*EXERCISE AIM*
Copy each line of the data beneath in which the word "Epcot" appears.

*MATERIAL FOR THIS TASK*
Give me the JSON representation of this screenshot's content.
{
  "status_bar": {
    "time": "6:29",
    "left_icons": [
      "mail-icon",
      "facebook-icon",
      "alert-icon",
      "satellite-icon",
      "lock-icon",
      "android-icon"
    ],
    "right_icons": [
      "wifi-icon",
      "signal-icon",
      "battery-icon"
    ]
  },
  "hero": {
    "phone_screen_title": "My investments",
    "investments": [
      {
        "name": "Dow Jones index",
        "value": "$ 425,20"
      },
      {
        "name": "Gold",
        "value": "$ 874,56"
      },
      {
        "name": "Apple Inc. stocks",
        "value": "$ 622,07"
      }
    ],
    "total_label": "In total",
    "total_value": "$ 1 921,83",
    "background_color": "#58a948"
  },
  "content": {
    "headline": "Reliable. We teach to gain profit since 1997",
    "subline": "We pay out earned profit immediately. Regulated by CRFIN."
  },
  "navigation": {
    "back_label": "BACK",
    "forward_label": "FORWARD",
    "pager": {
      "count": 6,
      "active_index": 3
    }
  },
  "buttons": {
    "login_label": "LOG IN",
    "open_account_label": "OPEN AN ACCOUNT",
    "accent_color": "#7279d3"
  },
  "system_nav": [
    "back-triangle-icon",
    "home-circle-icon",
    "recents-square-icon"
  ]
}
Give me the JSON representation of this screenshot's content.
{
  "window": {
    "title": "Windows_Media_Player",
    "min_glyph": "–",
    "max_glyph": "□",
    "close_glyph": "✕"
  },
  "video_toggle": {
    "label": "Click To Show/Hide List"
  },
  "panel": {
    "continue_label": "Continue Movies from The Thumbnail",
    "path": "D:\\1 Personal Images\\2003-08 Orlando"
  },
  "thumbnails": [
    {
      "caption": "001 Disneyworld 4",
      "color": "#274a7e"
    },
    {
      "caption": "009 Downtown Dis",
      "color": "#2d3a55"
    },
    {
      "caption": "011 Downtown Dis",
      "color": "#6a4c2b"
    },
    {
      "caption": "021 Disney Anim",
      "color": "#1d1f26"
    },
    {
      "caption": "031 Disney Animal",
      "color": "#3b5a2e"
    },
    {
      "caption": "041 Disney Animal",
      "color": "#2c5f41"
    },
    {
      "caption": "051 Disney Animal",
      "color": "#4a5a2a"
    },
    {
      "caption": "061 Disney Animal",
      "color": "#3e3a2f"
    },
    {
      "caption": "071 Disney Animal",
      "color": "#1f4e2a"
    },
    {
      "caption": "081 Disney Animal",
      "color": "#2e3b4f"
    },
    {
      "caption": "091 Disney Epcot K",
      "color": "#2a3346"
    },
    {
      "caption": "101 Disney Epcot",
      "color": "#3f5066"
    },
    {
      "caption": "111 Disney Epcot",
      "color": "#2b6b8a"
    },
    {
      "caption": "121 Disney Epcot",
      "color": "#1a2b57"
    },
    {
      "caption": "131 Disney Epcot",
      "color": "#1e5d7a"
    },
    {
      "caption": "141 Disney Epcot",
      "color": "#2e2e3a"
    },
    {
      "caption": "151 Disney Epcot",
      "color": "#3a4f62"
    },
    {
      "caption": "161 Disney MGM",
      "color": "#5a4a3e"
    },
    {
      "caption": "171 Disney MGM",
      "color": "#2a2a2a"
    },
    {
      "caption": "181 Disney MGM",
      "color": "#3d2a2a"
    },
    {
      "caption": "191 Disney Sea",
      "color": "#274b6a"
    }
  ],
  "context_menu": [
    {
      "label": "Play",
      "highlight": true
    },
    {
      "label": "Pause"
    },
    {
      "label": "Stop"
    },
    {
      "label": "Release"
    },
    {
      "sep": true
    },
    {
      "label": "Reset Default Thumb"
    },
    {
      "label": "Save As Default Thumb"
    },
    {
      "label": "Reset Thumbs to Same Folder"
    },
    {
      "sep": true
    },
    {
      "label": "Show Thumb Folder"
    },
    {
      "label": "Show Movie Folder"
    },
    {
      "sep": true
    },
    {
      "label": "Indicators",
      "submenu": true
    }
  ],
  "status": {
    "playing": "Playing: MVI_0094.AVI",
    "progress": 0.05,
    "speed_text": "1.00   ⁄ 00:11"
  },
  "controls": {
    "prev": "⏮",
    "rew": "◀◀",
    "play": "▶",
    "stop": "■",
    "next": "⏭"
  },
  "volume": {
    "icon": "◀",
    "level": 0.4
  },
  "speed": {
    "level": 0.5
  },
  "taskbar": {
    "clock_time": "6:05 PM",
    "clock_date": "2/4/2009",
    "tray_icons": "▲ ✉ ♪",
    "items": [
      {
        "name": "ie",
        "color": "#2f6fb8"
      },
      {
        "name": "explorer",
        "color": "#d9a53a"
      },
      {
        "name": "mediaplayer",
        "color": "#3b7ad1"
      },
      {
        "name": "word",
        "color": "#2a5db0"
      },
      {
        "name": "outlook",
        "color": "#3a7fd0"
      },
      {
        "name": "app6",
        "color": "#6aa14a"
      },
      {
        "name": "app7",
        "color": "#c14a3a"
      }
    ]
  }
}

*RESPONSE*
      "caption": "091 Disney Epcot K",
      "caption": "101 Disney Epcot",
      "caption": "111 Disney Epcot",
      "caption": "121 Disney Epcot",
      "caption": "131 Disney Epcot",
      "caption": "141 Disney Epcot",
      "caption": "151 Disney Epcot",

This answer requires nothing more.